Jerry mentioned that the recent Reboot podcasts were doing great and really fun. I noticed this morning that the podcast he did with Rand Fishkin, another close friend, titled #7 Depression and Entrepreneurship – With Jerry Colonna and Rand Fishkin, came out today. So I read the transcript (I can read a lot faster than I can list) and thought it was dynamite.

As usual, Jerry goes deep and intimate – very quickly. So does Rand – total, extreme, full transparency. Enjoy!

The Difference Between Empathy and Sympathy

I’ve had a powerful exchange via email with Mario Cantin over the past few days. He pointed me to a post he recently wrote titled Empathy is feeling *with* others and an amazing three minute RSA Short video on The Power of Empathy by Dr Brené Brown. It’s stunning crisp and enlightening.

Amy and I are huge believers in empathy. In our book Startup Life: Surviving and Thriving in a Relationship with an Entrepreneur we come back to this idea over and over again as one of the biggest challenges in communication between people.

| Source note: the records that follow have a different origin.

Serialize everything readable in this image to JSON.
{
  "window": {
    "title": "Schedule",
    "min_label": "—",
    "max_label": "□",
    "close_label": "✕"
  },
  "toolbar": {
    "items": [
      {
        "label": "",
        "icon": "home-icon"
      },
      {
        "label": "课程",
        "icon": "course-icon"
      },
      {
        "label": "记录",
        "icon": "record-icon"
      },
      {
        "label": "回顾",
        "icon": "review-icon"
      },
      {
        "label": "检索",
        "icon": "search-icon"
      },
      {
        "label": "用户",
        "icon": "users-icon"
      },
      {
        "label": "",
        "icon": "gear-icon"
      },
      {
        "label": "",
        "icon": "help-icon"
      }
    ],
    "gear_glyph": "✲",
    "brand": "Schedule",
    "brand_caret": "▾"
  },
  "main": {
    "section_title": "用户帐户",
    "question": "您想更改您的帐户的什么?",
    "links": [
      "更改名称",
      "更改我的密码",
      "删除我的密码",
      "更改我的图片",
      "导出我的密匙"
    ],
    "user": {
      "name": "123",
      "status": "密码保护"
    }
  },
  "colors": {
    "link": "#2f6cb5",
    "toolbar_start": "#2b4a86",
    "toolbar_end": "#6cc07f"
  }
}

Thanks Mario for sharing this with me.

An Example of Life Being Messy – My ER Visit Last Night

Yesterday I wrote a post titled Life Is Messy For Everyone building off of Nick Grossman’s great post Everyone is broken and life is hard.

I was in a nice rhythm after being back four days from my month long sabbatical. I felt completely relaxed, I had an awesome day long offsite with my partners, I was generally caught up with things and was loving being home. I’d scheduled a Monday trip to San Francisco to do something important with one of our portfolio companies and overall felt like I was ready to roll through the rest of the year, including committing to ramping up my running with a goal of doing another marathon in Q115.

The only thing that was bothering me was a sharp pain in my calf. I coincidentally had my annual physical yesterday afternoon. My doctor and I talked about it and she took a look at it. It wasn’t obvious what it was and she decided, after we went back and forth, to have me go to BCH (our local hospital – which is just awesome) and have an ultrasound.

I went over at 4:30pm. They finished at 6:00pm and put me on hold (e.g. wouldn’t let me leave until I talked to my doctor). That made me a little nervous. At 6:30pm I was at the ER in triage for a blood clot in my leg. I was supposed to have dinner with my friend Raj at 6:00pm – he left the restaurant and just came and hung out in the emergency room with me. Amy drove in. By 9:30pm, I had a full regiment of blood thinners, prescriptions, I’d learned to to give myself an injection since I have to do that for a week, and knew what all the risks were in the short term given the size and location of the clot.

I’m doing fine, but it’s yet another reminder that there are many uncontrollable things in life. I’ve got a good attitude about it, everyone in my office was amazingly supportive, Amy and Raj helped me stay mellow, and I learned something new yesterday (how to give myself an injection). Obviously I won’t be ramping up for a marathon (the cycle I’m going to be on is a three to six month one) and I’ve now got something new in the chain of health stuff that happened this year to process.

Even when things are amazing in your life, they are still messy.